■ Exercise brief: Exactly reproduce all the records, keeping pictures out of the copy.

++++ The records

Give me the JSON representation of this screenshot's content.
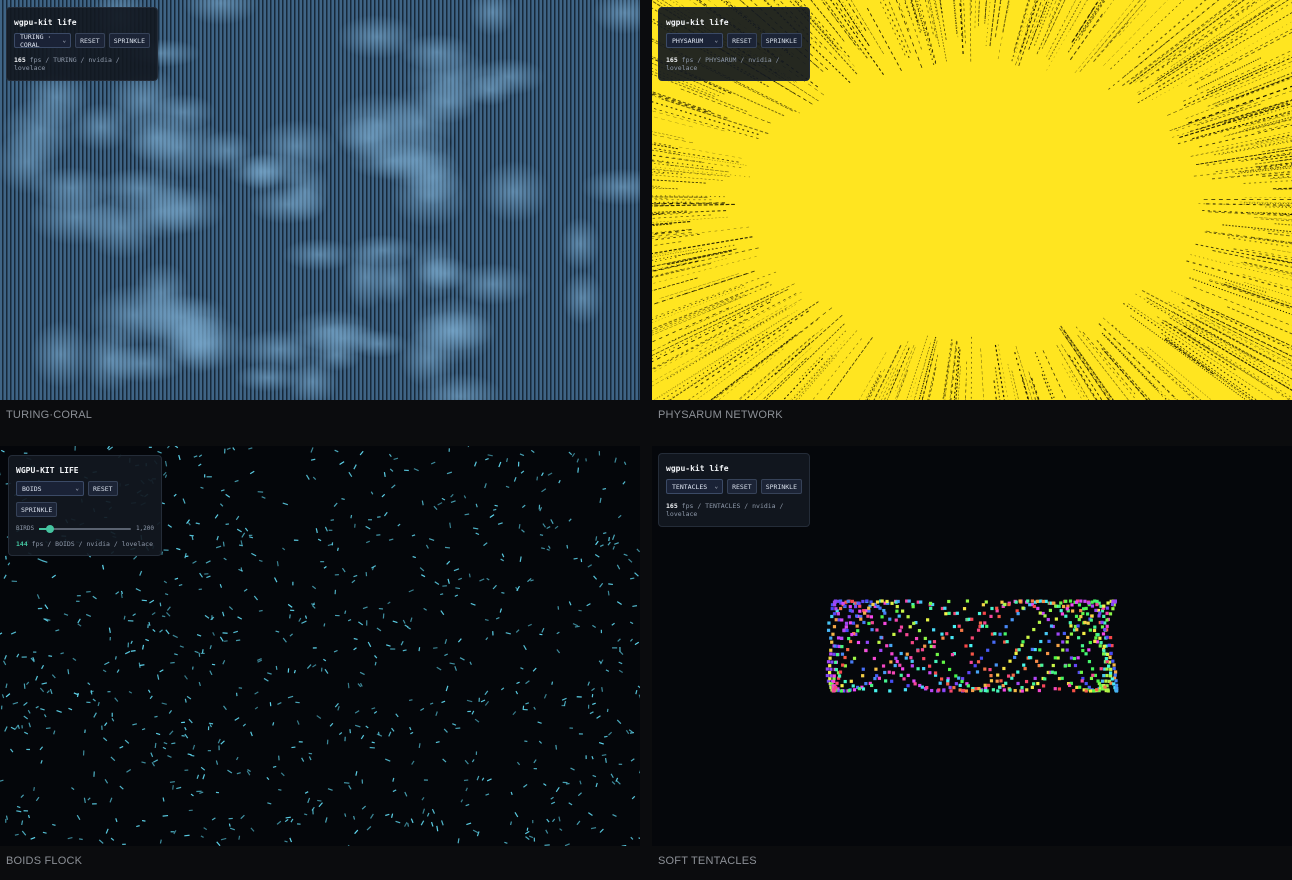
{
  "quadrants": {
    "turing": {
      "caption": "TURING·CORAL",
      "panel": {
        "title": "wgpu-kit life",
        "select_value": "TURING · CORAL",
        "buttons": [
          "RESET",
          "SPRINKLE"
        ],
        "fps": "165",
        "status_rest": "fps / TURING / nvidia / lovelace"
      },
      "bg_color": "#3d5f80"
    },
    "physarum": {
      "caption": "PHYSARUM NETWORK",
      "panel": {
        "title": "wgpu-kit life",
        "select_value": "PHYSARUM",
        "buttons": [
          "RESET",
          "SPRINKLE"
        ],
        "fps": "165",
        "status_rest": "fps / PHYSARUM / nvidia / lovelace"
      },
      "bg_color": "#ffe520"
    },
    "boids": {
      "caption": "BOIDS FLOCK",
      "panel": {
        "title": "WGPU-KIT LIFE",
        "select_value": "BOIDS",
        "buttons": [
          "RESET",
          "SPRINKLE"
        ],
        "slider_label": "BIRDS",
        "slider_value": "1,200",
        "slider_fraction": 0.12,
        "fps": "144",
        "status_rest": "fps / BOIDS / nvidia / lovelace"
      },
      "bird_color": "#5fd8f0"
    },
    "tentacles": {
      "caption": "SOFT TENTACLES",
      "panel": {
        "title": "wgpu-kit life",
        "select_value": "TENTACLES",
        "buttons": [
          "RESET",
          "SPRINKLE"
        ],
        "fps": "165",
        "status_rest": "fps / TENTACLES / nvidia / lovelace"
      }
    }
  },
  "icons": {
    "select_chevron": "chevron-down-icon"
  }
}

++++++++

■ Answer section:
Give me the JSON representation of this screenshot's content.
{
  "quadrants": {
    "turing": {
      "caption": "TURING·CORAL",
      "panel": {
        "title": "wgpu-kit life",
        "select_value": "TURING · CORAL",
        "buttons": [
          "RESET",
          "SPRINKLE"
        ],
        "fps": "165",
        "status_rest": "fps / TURING / nvidia / lovelace"
      },
      "bg_color": "#3d5f80"
    },
    "physarum": {
      "caption": "PHYSARUM NETWORK",
      "panel": {
        "title": "wgpu-kit life",
        "select_value": "PHYSARUM",
        "buttons": [
          "RESET",
          "SPRINKLE"
        ],
        "fps": "165",
        "status_rest": "fps / PHYSARUM / nvidia / lovelace"
      },
      "bg_color": "#ffe520"
    },
    "boids": {
      "caption": "BOIDS FLOCK",
      "panel": {
        "title": "WGPU-KIT LIFE",
        "select_value": "BOIDS",
        "buttons": [
          "RESET",
          "SPRINKLE"
        ],
        "slider_label": "BIRDS",
        "slider_value": "1,200",
        "slider_fraction": 0.12,
        "fps": "144",
        "status_rest": "fps / BOIDS / nvidia / lovelace"
      },
      "bird_color": "#5fd8f0"
    },
    "tentacles": {
      "caption": "SOFT TENTACLES",
      "panel": {
        "title": "wgpu-kit life",
        "select_value": "TENTACLES",
        "buttons": [
          "RESET",
          "SPRINKLE"
        ],
        "fps": "165",
        "status_rest": "fps / TENTACLES / nvidia / lovelace"
      }
    }
  },
  "icons": {
    "select_chevron": "chevron-down-icon"
  }
}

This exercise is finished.